CLEVELAND >> Welcome to The Jungle, Johnny.
With starting quarterback Josh McCown unable to play because of a painful rib injury, Johnny Manziel will start Thursday night’s game against the Cincinnati Bengals, who treated him so rudely as a rookie on the road last year and now get him on their home turf.
In his first NFL start last season, Manziel was chased, sacked, intercepted and taunted by the Bengals in a 30-0 embarrassment.
Now, Manziel’s facing one of the league’s four remaining unbeaten teams on short notice.
McCown was unable to practice Tuesday night because of his ribs — and sore shoulder — and Browns coach Mike Pettine announced the decision to start Manziel on Wednesday before the team left for Cincinnati.
“On the short week we realized that Josh just wasn’t going to be able to get to the point where he could go,” Pettine said. “Johnny has worked hard to prepare himself. He is excited about his opportunity and we are all looking forward to the challenge we face in a good Bengals football team.”
McCown played through severe pain in the second half of Sunday’s 34-20 loss to Arizona. The 36-year-old QB said Tuesday he was having difficulty breathing and sleeping because his ribs were so sore. If he’s not able to play at all, the Browns will have third-string QB Austin Davis active to back up Manziel against the Bengals.
This will be the second start this season for Manziel, who won against Tennessee in Week 2 when McCown was sidelined with a concussion sustained on the season’s opening drive on Sept. 13 against the Jets. Manziel replaced McCown late in the second half the past two weeks.
The 2012 Heisman Trophy winner, who is also being investigated by the NFL for a recent domestic dispute, will be able to show a prime-time TV audience his improvement since his rocky rookie season. The Browns have been pleased with Manziel’s dedication and progress following a rough first year, which was followed by a lengthy stay in a rehab facility for an unspecified problem.
Manziel won that lone start this season, completing 8 of 15 passes for 172 yards and two touchdowns in a 28-14 victory over the Titans. Manziel, though, fumbled twice on plays where he was under pressure.
His starting debut against the Bengals in last season’s home finale couldn’t have gone worse. He passed for 80 yards, threw two interceptions and endured some taunts from Bengals defenders, who relished the chance to take down the hyped QB.
Pettine said Manziel has come a long way since that performance.

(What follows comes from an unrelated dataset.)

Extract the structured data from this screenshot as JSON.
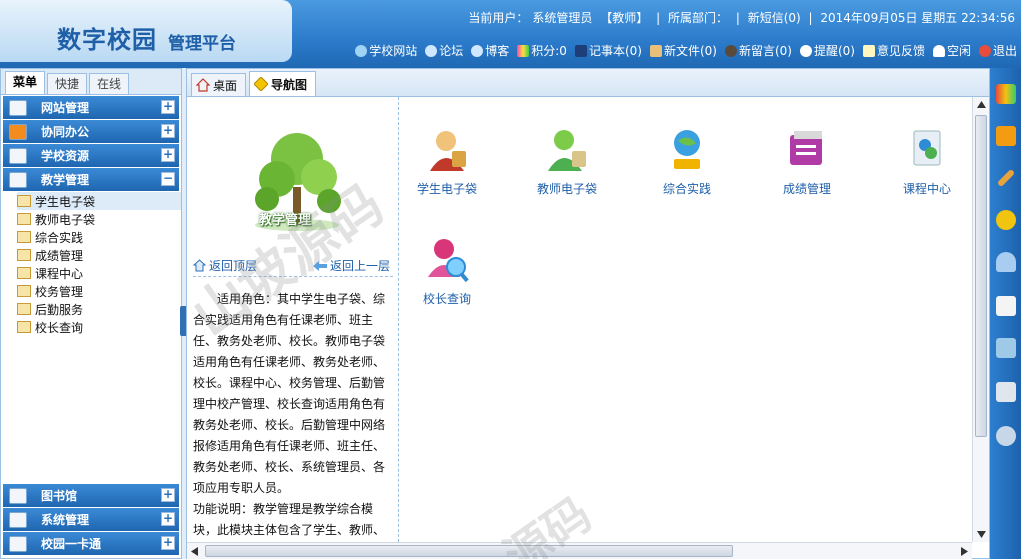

“He’s a different player,” Pettine said. “I just think we’ve all seen it from going back to the amount of work in the spring to training camp.
“When the rush became live, I think that’s where you saw that he made his biggest improvement with his demeanor in the pocket. That it wasn’t as frenetic, that his feet were calm.
“I just think he has a really good understanding of what we’re doing, understands the plays, what’s designed for what. All the intricate details, he has a much better grasp of and it’s shown when he’s been out there.”
Last week, Manziel was interviewed by a league adviser about his actions in an Oct. 12 argument with his girlfriend, Colleen Crowley, who told police he hit her during their disagreement. If Manziel violated the league’s personal conduct policy he could be fined or suspended.
A league spokesman said in an email to the AP that Manziel’s case “continues to be under review.”
Manziel hasn’t played enough for the Browns to know if can be their long-term solution at quarterback, but general manager Ray Farmer feels the 22-year-old can develop into a quality starter.
Farmer said Manziel’s off-field issue last month hasn’t changed his belief.
“I would tell you from the interactions here in the building and the time I have spent with him and what I have seen of him here recently is definitely positive,” he said. “I understand where the league is and we are going to continue to listen and wait until that comes out. I think that he has matured.”